However, Paes has declared that these activities also must go as they are an eyesore on the landscape. Now, I actually lived above no fewer than four of these places, and while it got noisy, it was never so terrible that you couldn't sleep - certainly, the crowds below talking were less noisy than the idiots driving by honking their horns, or the delivery trucks that arrived at the grocery store across the street at 4 in the morning. Yes, the sidewalks would get crowded, and I understand why that would bother some, but it was never like you absolutely could not walk on the sidewalks when these places set up shop. In short, it was nowhere near a major inconvenience, and it afforded not only a great way for inexpensive leisure, but gave Rio a particular vibrance.
That vibrance does not fit within Paes's elitist vision, though, and he has cracked down. Upon walking through my old neighborhood, no fewer than 3 old bars had been closed, unable to remain open in the face of a policy that prejudiced the owners' livelihood over the principle of "aesthetics." The obvious conclusion is that this policy has shut down small businesses (which were a part of the formal sector, not random street vendors), leading to more people jobless and having to find work in an economy that isn't the most favorable right now.

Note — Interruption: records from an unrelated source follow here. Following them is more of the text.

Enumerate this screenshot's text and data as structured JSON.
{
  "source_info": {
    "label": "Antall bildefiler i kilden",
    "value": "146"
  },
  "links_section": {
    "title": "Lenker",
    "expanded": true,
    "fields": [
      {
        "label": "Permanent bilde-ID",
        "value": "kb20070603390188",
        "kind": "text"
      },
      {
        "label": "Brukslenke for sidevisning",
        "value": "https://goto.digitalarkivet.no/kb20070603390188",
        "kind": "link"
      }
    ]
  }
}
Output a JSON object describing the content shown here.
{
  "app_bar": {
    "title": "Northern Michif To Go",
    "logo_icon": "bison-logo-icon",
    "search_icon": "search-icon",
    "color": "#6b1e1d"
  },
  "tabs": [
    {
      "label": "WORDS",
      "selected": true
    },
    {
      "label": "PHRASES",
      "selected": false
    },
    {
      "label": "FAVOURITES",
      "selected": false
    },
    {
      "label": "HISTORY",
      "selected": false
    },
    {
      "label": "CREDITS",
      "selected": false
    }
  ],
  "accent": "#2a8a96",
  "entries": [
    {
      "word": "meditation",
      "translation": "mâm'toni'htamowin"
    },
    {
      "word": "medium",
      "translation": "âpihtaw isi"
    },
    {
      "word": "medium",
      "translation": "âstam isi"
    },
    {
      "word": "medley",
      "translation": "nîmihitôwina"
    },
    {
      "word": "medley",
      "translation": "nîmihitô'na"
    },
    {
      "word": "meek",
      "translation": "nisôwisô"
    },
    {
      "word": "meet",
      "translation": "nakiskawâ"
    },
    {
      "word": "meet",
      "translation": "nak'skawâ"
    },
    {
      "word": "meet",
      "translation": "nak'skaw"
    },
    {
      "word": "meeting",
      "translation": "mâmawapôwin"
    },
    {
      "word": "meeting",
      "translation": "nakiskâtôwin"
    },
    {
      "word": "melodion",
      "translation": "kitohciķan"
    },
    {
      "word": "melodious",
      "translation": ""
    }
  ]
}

But that's not the end of the consequences, either. Many of these little bars provided people who weren't necessarily of means (which is a majority of Brazil) to be able to get together with friends over some inexpensive beers and have a good time. In Rio go to a "bar" like those we have in the U.S., you would end up paying double to triple the price of a bottle of beer that you paid on the street - the "bar scene" in Rio is very much a middle-class/hipster (yes, they have them everywhere) thing to do, and most Brazilians are not middle-class (nor hipsters). Thus, Paes's policies haven't just prejudiced the poor and small business owners in their means of earning income; they've also directly attacked their means of leisure.
As should be clear by this point, I'm fairly biased, but I'm still comfortable in saying that Rio was a much more depressing place upon my visit this time. Much of what had given it its cultural flair - cheap books and good food on the street, hanging out with friends and total strangers on the street and having a cold beer - is gone. This isn't to say, "oh, poor Rio - it's culture is now dead and stagnant," for that's far from the case, and no place has its culture bound up only on things like the informal economy. Nonetheless, a not-insignificant part of the city that I knew is gone (and I didn't even make it into the downtown area, where the informal economy was much stronger). Even walking along the beaches and through other neighborhoods, the streets had a ghostly, more subdued quality about them. Sure, the ocean was still beautiful to look at, as were the mountains. While there, I couldn't help but feeling outrage, frustration, and anger that such an elitist vision of Rio had been so (though not totally) successfully implemented. But mostly, I felt sadness: having seen the effects of Paes's policies in only 6 months, I left Rio feeling that the city hadn't become "marvelous;" rather, it had been stripped of part of what had made it so "marvelous" in the first place.